Car engines, for the most part, began to look a mess as the need to open the bonnet declined. They became entangled with electric wires and buried under alarms, air-conditioning hoses and power-steering ducts. Oddly, in the 1990s, German manufacturers have taken a lead in styling their engines to the standards of Fifties Jaguars and pre-war Bentleys and Bugattis. Lift the bonnet of any recent BMW - or the new two-ton, double-glazed S-class Mercedes-Benz - and you are faced with sculpture worthy of winning the Turner Prize.

The greatest cars have not always been the most technologically advanced or fashionable, although the Audi Quattro was one such car. The Bugatti Type-35 of 1924, for example - one of the all-time greats - was gimmick-free and crafted around the best existing technology. And when Alec Issigonis designed the Mini (1959), the only really new thing about it was its tiny 10-inch wheels - since increased to 12 inches, as the originals were too small to soak up bumps with any degree of success.

Like all great engineers, Issigonis avoided innovations which were purely fashionable or irresponsibly wild; instead he made optimum use of tried and tested technology. But the sum total of his Mini was nevertheless revolutionary - a car that offered 80 per cent of its volume to driver, passengers and their luggage and just 20 per cent to the engine and technology.

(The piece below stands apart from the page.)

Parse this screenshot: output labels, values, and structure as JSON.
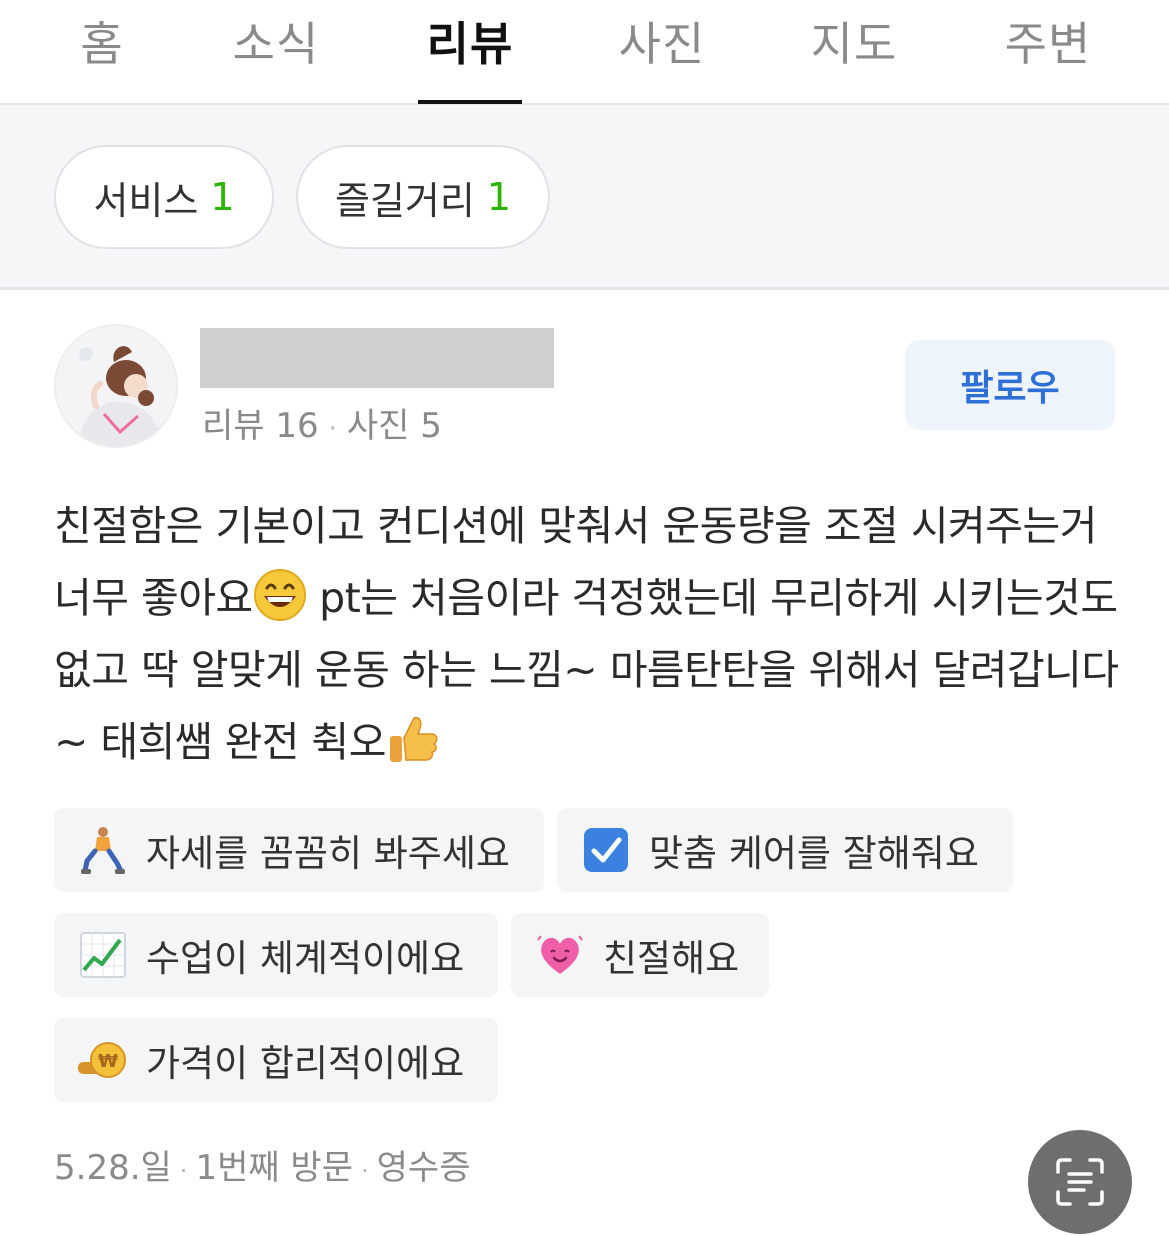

It is fascinating to discover just how early most of the technologies we take for granted in modern cars were first invented and patented. Technological invention is often well ahead of market forces. As early as 1911, Marc Birkigt designed and built an engine for one of his peerless Hispano-Suizas featuring elements we now associate with the cars of the 1970s and 1980s: four valves per cylinder, dual ignition, hemispherical combustion chambers and twin overhead camshafts for maximum power and efficiency. But who needed such efficiency in 1911, beyond Marc Birkigt and Hispano-Suiza?

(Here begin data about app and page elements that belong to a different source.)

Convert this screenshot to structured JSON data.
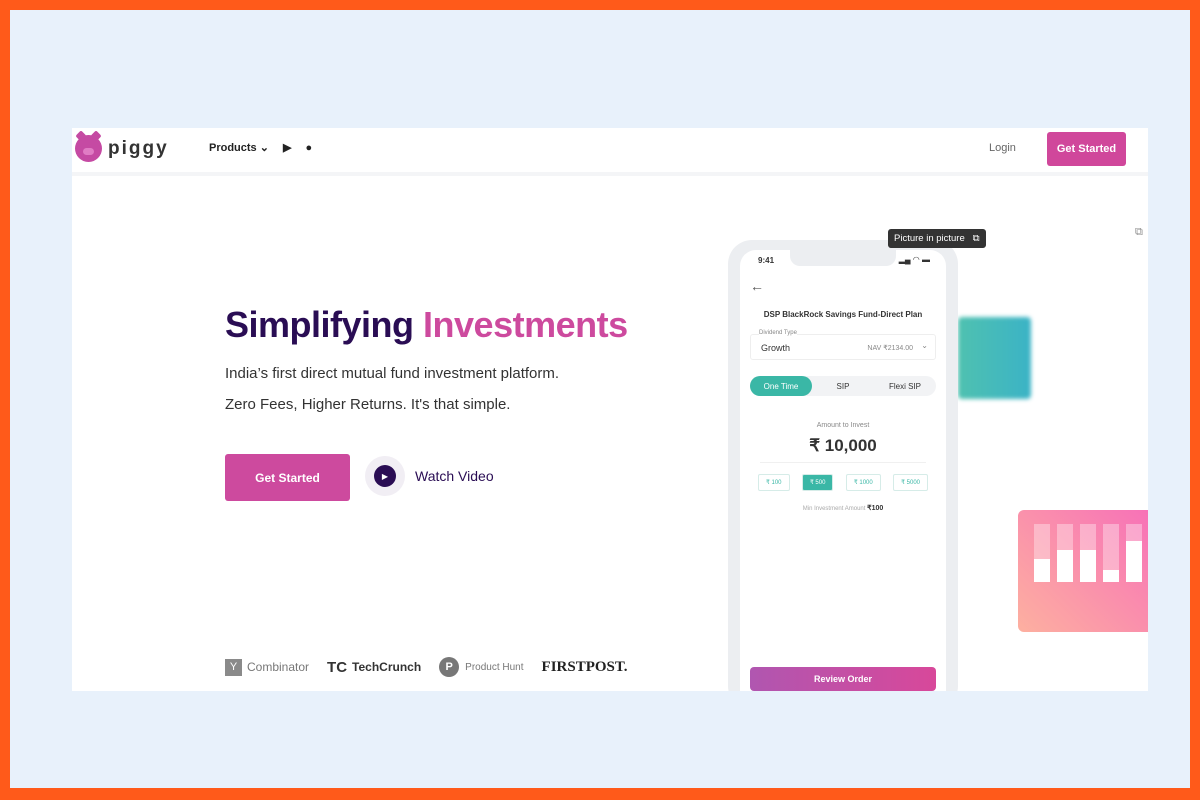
{
  "header": {
    "brand": "piggy",
    "products_label": "Products",
    "login_label": "Login",
    "get_started_label": "Get Started"
  },
  "hero": {
    "title_part1": "Simplifying",
    "title_part2": "Investments",
    "subtitle1": "India’s first direct mutual fund investment platform.",
    "subtitle2": "Zero Fees, Higher Returns. It's that simple.",
    "cta_label": "Get Started",
    "watch_label": "Watch Video"
  },
  "press": {
    "ycombinator": "Combinator",
    "yc_letter": "Y",
    "techcrunch": "TechCrunch",
    "producthunt": "Product Hunt",
    "ph_letter": "P",
    "firstpost": "FIRSTPOST."
  },
  "pip": {
    "label": "Picture in picture"
  },
  "phone": {
    "time": "9:41",
    "fund": "DSP BlackRock Savings Fund-Direct Plan",
    "dividend_label": "Dividend Type",
    "dividend_value": "Growth",
    "nav": "NAV ₹2134.00",
    "tabs": [
      "One Time",
      "SIP",
      "Flexi SIP"
    ],
    "active_tab": "One Time",
    "amount_label": "Amount to Invest",
    "amount": "₹ 10,000",
    "chips": [
      "₹ 100",
      "₹ 500",
      "₹ 1000",
      "₹ 5000"
    ],
    "selected_chip": "₹ 500",
    "min_label": "Min Investment Amount",
    "min_value": "₹100",
    "review_label": "Review Order"
  },
  "bar_card_levels": [
    0.4,
    0.55,
    0.55,
    0.2,
    0.7
  ],
  "colors": {
    "accent": "#cd4a9e",
    "dark": "#2a0d54",
    "teal": "#3ab7a6",
    "border": "#ff5a1a",
    "background": "#e8f1fb"
  }
}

All-steel bodies appeared as early as 1916 (Dodge) and integral or chassis-less construction dates from the Lancia Lambada (1922). Yet, until as late as the mid-1960s, some large- scale manufacturers - notably Triumph - were still producing bodies on separate chassis. Synchromesh gearboxes (making it possible to change up and down without double-declutching or 'crashing' the gears) were first used by Cadillac in 1928, though British manufacturers were loathe to adopt them until the late 1960s. Front-wheel drive made its mass-production debut with the Citroen 7CV (the 'Traction Avant') in 1934, but did not become fashionable until the Mini set the trend in 1959.

In 1908 alone, 100 patents were registered for front-wheel-drive systems in the US, but until Errett Lobban Cord employed the idea on his Cord L-29 grand tourer in 1929, front- wheel drive was a technology held in trust for the future. Automatic transmission dates from 1937 (Oldsmobile), and power steering from 1926 (Pierce Arrow). Later production-car fashions included fibreglass bodies (Lotus Elite, 1957), flip-up headlamps (Cord 810/812, 1935), and spoilers to keep ultra-fast cars glued to the road at speed, popularised by the Porsche Turbo of 1974 and taken to extremes in the Ford RS Cosworth Escort (pictured).

Most essential car technologies were developed by the 1930s, and most cars today - despite a superficial gloss of electronic and computer wizardry - remain surprisingly basic underneath. This is because they are not designed for the long-term future, but for relatively short production lives. Significantly, the most technologically sophisticated cars of all - the Mini (1959), Citroen 7CV (1934-57) and Citroen DS (1955-75) among them - have all enjoyed exceptionally long production runs. These were cars that rode in and out of fashion, rather than short-lived products spawned from and for passing fads. What's more, there wasn't a Turbo badge on any of them.

(Photographs omitted)